= Exercise directions =
Only lines holding the string "arrow" are wanted; copy each one from the material.

= Extracted entries =
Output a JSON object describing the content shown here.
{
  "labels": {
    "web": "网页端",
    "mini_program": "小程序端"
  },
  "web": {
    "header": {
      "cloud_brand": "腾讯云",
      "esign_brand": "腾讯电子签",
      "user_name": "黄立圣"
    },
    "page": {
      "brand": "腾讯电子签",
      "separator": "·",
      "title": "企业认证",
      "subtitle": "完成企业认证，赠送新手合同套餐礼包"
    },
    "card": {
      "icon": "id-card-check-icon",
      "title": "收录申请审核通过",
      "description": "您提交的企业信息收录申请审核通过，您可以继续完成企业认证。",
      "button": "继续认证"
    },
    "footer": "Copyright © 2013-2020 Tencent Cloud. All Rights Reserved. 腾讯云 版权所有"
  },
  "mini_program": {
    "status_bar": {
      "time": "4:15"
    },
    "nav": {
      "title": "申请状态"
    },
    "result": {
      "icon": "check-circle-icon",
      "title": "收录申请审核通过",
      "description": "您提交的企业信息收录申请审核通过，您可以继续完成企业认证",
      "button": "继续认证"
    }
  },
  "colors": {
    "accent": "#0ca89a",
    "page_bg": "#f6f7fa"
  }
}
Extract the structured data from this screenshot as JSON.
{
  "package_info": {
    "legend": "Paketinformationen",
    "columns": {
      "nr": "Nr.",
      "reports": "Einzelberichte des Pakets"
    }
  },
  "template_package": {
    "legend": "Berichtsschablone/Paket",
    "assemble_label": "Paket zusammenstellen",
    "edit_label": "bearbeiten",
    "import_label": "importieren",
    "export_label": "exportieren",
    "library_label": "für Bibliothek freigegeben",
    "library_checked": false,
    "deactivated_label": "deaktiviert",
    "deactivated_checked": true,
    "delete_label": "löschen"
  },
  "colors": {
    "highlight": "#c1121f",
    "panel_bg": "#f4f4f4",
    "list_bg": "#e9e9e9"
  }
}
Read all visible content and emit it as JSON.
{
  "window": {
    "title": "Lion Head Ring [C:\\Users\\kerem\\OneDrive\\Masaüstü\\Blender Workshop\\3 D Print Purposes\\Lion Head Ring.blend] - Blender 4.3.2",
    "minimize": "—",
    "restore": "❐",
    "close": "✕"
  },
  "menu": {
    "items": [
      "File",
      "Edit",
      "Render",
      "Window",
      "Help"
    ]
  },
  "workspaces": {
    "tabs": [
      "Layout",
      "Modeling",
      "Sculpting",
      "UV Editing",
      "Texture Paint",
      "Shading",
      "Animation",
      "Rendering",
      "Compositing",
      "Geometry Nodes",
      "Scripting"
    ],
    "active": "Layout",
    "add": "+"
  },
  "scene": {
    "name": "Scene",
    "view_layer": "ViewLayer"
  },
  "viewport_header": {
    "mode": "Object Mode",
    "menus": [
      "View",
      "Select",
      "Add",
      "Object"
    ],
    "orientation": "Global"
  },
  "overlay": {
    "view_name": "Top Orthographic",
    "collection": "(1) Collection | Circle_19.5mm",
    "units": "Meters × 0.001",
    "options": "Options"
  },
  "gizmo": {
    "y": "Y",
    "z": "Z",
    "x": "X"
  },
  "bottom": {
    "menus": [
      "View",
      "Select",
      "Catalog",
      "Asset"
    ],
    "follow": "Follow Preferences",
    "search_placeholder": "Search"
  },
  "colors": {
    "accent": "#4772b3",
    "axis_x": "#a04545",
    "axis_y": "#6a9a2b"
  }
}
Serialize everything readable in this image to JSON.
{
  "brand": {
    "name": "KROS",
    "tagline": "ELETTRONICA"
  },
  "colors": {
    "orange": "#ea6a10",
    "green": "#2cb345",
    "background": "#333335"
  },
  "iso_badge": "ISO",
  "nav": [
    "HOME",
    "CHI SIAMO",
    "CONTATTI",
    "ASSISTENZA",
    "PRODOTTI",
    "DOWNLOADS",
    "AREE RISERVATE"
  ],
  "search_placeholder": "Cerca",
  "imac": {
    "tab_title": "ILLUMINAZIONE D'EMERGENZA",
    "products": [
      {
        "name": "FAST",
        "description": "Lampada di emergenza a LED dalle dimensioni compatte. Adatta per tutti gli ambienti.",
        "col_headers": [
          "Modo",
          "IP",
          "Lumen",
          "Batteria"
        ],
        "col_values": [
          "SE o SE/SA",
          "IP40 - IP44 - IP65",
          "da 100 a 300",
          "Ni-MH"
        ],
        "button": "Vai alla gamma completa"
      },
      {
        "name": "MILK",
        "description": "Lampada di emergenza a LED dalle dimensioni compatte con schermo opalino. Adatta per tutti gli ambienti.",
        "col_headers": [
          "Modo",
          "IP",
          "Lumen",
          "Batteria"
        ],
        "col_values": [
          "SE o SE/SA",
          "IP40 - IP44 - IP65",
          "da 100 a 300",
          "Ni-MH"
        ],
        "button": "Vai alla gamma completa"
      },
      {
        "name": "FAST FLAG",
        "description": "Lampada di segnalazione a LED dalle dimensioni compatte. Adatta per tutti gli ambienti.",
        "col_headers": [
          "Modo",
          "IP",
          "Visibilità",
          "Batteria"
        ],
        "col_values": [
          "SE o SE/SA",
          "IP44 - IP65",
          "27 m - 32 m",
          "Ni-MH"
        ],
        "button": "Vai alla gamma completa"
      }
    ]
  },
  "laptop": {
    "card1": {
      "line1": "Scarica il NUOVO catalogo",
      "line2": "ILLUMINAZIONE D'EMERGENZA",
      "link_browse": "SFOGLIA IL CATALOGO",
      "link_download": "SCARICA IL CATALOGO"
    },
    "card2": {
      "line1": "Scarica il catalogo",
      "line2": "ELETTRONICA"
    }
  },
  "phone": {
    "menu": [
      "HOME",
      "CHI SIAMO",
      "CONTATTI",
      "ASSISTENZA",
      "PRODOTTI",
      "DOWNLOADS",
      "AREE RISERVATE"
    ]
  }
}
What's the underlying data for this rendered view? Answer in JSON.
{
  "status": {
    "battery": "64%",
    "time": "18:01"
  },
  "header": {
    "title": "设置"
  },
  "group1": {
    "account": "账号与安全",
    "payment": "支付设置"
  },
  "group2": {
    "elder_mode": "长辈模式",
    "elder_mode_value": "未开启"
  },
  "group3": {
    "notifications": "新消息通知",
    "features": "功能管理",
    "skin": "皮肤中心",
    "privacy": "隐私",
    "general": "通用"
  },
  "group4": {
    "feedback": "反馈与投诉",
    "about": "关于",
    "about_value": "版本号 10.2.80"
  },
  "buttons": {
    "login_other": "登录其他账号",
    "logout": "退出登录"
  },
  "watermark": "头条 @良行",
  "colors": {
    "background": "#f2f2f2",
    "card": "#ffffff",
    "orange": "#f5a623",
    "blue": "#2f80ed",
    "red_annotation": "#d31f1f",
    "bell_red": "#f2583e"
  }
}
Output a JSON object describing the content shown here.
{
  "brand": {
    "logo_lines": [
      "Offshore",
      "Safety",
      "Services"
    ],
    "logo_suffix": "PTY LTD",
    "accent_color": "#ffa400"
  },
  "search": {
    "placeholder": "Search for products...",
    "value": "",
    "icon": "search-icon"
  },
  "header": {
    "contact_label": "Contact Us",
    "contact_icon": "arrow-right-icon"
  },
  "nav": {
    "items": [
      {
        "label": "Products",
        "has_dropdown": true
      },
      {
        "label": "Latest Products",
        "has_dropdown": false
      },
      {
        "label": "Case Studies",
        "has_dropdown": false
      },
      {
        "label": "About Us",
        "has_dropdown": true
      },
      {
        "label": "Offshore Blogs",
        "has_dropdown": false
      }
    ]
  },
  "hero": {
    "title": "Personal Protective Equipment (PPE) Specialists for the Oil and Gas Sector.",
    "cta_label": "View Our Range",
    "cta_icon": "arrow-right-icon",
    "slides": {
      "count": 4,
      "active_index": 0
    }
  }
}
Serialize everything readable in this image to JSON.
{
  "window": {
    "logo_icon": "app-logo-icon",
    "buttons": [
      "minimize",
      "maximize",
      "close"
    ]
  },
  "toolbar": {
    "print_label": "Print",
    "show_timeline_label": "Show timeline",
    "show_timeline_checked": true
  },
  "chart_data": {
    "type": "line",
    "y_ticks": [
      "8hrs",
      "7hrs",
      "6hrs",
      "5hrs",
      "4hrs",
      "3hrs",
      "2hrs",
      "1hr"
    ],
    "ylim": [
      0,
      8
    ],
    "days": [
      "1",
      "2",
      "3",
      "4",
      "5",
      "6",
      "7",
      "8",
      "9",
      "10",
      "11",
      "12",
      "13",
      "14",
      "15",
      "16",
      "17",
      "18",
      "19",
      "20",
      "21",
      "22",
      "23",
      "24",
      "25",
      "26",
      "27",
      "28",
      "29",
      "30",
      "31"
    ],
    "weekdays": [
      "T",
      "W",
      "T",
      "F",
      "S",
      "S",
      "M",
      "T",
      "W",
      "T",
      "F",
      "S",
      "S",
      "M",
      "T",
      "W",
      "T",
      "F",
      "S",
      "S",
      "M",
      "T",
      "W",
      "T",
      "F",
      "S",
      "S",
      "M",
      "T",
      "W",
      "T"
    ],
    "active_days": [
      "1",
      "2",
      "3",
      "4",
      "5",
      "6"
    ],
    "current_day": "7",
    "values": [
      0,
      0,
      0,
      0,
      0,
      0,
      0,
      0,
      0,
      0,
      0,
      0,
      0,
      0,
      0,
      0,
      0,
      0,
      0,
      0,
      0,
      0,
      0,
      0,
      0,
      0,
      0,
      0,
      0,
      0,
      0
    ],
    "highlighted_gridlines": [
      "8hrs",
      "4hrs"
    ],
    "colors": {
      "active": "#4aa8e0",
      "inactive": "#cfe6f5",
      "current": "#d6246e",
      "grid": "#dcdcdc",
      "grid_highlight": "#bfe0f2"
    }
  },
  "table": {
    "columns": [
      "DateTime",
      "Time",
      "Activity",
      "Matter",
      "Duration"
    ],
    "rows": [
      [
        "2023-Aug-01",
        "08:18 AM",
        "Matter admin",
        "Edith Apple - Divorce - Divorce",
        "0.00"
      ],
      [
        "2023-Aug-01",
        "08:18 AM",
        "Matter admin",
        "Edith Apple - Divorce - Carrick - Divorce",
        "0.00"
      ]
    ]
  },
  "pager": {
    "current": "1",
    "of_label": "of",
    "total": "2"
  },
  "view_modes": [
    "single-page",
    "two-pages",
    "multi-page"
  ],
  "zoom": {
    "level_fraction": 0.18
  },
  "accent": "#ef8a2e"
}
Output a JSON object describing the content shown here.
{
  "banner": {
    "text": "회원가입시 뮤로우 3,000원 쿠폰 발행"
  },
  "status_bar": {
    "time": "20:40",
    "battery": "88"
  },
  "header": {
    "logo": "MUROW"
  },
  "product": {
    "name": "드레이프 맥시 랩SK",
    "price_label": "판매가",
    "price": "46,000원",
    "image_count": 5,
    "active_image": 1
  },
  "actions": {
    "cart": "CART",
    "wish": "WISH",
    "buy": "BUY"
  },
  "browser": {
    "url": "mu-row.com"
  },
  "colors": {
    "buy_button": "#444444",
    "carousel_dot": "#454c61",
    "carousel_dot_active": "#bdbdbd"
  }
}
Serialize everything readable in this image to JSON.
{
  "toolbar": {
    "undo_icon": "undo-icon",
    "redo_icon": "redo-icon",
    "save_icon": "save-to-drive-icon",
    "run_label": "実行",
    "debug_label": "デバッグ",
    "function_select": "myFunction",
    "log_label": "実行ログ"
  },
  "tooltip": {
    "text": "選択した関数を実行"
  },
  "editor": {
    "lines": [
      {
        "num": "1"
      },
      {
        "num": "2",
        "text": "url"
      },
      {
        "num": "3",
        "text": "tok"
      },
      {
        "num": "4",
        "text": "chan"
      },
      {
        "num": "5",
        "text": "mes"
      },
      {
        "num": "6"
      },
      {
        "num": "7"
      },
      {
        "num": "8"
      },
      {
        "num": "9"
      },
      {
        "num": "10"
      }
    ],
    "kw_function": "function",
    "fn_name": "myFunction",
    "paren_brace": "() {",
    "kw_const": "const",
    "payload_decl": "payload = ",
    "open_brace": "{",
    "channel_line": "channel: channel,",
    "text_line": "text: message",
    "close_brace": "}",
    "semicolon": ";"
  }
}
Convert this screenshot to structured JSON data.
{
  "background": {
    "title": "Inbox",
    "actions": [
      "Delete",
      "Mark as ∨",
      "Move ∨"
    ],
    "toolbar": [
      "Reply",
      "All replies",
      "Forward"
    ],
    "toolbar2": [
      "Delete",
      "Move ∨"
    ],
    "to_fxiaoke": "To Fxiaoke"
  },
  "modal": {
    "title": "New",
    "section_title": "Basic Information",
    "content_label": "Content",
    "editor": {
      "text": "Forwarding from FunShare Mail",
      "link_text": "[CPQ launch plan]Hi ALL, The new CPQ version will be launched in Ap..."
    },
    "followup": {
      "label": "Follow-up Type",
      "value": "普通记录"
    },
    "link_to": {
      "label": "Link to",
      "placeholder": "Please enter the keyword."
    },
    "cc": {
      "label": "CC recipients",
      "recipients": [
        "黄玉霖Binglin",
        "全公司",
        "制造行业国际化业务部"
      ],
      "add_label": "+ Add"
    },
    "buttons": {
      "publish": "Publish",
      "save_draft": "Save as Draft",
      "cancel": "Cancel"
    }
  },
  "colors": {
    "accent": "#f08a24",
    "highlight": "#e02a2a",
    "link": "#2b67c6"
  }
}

= Worked solution =
    "contact_icon": "arrow-right-icon"
    "cta_icon": "arrow-right-icon",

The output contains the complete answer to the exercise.